Brown’s former Chief busted lobbying for banks

Posted on Jul 26, 2023

Sen. Sherrod Brown is well-known as an antagonist of the financial services sector, including banks. So we couldn’t help but notice this news via Politico… it seems that Brown’s Senate office might be moonlighting as an assembly line producer of bank lobbyists:

Senate Banking Chair Sherrod Brown’s (D-Ohio) former chief of staff was among those lobbying on his bank executive clawback bill, Daniel reports.

— Jay Heimbach, who was Brown’s top aide until 2009 and is now a consultant at Tiber Creek Group, lobbied the Senate and House on issues including that clawback bill, the RECOUP Act of 2023, on behalf of the U.S. Chamber of Commerce’s Center for Capital Markets Competitiveness, which paid the firm $60,000 last quarter, according to disclosures.
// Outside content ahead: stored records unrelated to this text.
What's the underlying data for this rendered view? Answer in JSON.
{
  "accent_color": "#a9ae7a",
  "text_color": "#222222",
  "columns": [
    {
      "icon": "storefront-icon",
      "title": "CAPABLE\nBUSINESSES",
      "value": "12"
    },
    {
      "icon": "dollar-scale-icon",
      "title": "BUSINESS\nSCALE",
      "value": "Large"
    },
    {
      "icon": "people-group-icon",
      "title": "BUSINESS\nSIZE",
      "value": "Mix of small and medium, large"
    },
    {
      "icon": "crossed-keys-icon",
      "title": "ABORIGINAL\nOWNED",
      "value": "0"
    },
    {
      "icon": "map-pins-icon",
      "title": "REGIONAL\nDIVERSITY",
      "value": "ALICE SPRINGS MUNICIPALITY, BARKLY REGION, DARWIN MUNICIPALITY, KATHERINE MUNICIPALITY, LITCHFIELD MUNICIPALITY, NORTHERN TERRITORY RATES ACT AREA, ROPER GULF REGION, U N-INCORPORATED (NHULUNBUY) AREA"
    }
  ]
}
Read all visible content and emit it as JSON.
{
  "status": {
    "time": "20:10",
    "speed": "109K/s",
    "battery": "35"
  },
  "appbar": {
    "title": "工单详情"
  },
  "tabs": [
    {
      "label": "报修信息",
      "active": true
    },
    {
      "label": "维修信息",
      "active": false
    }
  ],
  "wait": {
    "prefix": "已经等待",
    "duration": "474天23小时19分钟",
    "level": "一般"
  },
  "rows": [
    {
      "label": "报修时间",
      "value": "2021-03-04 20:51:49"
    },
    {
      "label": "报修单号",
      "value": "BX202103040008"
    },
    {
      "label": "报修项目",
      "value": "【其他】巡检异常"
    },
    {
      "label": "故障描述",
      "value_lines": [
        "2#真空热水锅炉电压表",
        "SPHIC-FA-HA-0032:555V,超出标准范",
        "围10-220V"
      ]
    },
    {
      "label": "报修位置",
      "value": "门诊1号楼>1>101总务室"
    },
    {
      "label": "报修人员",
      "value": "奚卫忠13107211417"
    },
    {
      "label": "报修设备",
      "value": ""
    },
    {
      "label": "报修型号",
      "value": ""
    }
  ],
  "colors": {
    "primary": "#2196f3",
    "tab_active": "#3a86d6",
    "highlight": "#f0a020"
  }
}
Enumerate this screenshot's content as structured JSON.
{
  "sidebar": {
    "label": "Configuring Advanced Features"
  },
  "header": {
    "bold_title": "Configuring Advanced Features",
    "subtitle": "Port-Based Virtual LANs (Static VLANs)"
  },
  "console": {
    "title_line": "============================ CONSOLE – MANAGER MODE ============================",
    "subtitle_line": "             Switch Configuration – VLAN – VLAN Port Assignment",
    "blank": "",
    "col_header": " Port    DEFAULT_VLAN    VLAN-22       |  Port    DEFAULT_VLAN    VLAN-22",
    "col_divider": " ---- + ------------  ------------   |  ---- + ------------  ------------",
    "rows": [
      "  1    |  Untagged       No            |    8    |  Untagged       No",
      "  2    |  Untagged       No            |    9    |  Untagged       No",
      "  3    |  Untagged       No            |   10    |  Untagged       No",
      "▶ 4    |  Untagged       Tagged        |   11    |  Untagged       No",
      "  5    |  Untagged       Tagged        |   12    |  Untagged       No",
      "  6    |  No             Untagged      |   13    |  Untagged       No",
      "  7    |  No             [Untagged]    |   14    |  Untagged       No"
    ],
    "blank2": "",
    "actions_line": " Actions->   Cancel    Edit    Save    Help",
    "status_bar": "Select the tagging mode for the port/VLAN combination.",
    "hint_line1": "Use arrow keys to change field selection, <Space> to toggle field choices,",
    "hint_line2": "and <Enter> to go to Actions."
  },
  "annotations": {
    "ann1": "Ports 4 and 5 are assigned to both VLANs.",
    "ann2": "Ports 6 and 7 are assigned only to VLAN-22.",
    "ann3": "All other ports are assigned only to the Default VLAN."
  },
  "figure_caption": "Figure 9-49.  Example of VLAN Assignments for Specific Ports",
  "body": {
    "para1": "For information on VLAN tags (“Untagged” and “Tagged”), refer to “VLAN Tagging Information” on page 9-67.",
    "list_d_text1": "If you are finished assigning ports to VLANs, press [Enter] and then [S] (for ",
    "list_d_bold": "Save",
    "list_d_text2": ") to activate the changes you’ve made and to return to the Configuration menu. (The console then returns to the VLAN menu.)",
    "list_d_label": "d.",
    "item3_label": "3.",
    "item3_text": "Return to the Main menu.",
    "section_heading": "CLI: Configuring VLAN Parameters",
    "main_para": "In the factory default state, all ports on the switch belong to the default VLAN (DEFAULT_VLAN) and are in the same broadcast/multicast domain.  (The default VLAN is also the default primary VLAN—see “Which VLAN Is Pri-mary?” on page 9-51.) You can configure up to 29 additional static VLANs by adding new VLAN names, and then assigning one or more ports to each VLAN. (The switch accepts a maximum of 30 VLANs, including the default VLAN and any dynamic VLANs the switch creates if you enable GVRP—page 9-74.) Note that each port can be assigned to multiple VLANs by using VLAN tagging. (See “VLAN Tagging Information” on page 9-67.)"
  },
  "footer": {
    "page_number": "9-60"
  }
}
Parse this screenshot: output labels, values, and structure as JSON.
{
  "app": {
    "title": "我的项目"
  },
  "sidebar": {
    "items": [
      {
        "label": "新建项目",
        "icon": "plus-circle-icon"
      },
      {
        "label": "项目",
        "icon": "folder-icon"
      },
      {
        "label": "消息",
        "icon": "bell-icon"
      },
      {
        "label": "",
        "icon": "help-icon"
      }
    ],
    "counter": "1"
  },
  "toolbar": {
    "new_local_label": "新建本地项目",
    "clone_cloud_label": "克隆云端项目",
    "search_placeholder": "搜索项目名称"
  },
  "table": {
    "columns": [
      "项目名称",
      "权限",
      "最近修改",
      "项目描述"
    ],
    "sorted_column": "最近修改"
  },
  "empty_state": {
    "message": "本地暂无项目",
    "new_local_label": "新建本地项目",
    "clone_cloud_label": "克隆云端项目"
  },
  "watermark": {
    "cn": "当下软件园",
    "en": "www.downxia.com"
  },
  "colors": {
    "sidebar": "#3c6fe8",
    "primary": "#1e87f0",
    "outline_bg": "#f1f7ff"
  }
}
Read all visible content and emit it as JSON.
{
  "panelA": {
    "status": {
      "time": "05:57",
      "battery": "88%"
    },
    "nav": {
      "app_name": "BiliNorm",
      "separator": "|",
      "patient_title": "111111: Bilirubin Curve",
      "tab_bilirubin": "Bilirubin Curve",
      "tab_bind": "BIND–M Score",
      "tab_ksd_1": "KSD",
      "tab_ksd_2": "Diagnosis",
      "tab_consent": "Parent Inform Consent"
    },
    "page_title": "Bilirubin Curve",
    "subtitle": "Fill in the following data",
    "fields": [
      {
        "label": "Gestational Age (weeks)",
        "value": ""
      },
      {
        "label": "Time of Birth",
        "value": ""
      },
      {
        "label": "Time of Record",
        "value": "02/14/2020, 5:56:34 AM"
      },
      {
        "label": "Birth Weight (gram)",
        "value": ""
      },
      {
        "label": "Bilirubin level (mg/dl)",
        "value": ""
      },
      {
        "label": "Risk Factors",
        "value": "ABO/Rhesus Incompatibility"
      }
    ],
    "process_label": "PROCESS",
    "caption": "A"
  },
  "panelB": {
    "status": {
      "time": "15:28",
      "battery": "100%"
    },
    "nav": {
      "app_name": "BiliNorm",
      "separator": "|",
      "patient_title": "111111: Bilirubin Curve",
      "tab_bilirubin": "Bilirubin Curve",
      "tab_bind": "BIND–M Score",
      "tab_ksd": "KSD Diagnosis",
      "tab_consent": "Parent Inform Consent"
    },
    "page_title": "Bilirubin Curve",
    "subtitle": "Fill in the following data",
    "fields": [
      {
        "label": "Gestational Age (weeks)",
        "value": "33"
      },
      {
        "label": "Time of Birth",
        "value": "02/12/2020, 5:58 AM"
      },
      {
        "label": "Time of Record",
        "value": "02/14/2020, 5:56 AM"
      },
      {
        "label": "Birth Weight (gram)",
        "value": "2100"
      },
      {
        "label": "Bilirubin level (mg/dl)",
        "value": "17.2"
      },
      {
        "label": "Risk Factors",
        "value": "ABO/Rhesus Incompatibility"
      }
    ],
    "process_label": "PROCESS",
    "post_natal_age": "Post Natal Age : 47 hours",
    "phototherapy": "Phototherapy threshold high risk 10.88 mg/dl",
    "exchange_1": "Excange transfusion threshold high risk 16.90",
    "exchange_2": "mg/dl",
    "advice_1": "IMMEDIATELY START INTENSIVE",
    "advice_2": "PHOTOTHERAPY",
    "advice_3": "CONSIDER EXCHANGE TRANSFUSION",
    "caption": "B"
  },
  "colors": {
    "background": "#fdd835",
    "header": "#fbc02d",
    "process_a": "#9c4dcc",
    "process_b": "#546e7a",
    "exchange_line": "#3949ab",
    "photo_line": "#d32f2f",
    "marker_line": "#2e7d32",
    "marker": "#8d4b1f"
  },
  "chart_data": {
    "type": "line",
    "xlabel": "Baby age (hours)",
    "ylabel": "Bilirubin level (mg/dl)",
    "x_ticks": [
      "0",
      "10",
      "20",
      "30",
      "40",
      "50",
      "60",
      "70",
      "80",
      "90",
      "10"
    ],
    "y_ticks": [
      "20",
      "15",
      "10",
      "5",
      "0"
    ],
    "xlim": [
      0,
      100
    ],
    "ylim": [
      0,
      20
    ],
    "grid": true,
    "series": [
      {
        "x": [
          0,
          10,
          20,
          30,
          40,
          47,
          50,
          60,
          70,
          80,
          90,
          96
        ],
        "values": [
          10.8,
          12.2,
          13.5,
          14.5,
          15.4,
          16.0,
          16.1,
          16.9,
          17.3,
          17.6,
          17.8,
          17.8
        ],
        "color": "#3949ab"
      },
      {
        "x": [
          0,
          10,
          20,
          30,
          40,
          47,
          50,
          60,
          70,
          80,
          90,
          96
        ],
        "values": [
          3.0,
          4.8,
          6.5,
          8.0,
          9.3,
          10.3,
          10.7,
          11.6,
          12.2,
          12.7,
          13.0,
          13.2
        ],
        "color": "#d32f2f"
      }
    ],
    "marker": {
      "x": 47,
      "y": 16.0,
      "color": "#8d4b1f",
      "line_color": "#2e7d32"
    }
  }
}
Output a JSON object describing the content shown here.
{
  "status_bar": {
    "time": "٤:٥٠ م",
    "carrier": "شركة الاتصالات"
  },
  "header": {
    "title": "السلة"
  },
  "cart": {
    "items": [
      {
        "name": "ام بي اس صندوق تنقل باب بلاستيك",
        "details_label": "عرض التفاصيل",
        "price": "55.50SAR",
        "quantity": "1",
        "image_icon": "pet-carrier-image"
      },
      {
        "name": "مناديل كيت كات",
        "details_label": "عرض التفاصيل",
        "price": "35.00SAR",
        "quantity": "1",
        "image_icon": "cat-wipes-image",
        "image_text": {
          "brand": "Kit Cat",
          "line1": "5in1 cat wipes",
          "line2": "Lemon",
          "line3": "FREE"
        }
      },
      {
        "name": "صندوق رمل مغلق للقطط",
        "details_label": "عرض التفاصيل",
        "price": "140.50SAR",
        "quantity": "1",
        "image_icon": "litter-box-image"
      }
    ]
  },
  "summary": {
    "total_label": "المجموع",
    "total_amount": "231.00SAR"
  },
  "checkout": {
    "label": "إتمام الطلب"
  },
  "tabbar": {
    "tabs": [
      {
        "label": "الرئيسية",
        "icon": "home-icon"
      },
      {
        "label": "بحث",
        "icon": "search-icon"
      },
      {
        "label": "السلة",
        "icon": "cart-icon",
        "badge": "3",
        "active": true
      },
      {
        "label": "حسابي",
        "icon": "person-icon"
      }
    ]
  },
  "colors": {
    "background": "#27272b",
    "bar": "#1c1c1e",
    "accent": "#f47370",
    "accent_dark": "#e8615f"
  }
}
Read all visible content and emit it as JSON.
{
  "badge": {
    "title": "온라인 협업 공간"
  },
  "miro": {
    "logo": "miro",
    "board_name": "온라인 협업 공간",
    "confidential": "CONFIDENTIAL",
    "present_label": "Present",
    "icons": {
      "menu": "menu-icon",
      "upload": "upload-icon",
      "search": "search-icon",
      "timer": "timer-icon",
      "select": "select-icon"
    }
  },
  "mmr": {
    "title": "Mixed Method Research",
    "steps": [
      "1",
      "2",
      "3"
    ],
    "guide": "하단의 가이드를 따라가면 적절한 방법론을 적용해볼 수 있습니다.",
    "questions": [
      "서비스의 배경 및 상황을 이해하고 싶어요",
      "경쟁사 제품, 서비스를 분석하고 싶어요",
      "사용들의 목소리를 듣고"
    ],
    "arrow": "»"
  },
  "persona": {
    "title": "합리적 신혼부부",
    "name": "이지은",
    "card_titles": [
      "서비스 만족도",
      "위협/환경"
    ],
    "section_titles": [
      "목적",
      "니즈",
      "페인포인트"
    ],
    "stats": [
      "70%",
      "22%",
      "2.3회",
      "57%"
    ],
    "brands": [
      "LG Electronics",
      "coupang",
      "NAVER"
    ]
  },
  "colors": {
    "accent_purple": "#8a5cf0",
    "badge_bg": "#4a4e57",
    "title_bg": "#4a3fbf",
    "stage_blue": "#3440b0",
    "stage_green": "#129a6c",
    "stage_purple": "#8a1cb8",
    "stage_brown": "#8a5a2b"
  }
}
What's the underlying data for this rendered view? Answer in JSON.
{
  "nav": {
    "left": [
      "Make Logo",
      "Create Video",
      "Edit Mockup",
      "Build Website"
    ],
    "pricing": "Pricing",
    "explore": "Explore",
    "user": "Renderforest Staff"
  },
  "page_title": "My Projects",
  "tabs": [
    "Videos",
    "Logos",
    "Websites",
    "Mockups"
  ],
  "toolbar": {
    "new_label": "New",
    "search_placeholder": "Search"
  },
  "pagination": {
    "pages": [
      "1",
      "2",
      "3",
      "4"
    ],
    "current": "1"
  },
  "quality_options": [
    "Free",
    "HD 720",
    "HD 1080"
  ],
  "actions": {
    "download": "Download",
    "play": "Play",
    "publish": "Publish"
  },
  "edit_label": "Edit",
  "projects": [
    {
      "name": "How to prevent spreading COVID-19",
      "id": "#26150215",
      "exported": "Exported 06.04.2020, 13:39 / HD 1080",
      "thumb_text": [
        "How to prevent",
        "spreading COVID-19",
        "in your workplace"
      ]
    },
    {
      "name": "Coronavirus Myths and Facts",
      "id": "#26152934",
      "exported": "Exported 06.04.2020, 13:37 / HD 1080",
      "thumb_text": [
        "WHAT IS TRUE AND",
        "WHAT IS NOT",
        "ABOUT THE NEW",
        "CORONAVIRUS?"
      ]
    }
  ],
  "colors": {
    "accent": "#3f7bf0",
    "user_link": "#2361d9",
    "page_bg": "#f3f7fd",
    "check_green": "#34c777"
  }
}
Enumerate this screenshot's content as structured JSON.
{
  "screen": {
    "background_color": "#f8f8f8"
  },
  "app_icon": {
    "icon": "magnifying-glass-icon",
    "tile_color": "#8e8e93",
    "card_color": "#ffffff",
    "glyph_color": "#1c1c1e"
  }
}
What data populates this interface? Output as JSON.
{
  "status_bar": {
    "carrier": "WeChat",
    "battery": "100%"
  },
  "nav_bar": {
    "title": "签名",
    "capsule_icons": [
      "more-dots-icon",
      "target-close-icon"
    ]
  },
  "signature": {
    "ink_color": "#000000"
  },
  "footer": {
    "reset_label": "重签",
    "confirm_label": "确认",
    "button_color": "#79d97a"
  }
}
The Commercial Real Estate Finance Council paid the firm $50,000 to monitor the bill last quarter as well, along with Deutsche Bank, which paid Tiber Creek $60,000 — though Heimbach didn’t work on that account.

— Earlier this year, Brown and Sen. Tim Scott (R-S.C.) introduced the RECOUP Act, which would claw back bank executives’ pay when their banks fail. The bill advanced out of the Senate Banking Committee on a bipartisan 21-2 vote in June.

— The bill’s clawback provision is less stringent than in a similar bill introduced in March by Sens. Elizabeth Warren (D-Mass.), Josh Hawley (R-Mo.), Catherine Cortez Masto (D-Nev.) and Mike Braun (R-Ind.), which has added a number of other bipartisan co-sponsors since then. That bill would require regulators to claw back some or all of the pay that failed bank execs had received in the three years prior to a bank failure, while the Brown and Scott bill makes those clawbacks only an option for regulators and only for two years of earnings.

— The RECOUP Act included other requirements for banks beyond the Warren bill, including stricter penalties on failed bank executives and more authority for regulators to remove and ban them from continuing to work in the financial industry. Brown’s office told PI that Heimbach and Tiber Creek never lobbied Brown or his staff on behalf of any of their clients about the RECOUP Act.

Ah yes, the old “never lobbied us” line… usually, it turns out that when you’re as close to someone as a former Chief of Staff usually is to a Senator, you don’t have to actually lobby that person to get them to play ball on whatever you’re working on.

We’ll continue to track any revolving door activity out of Brown’s office.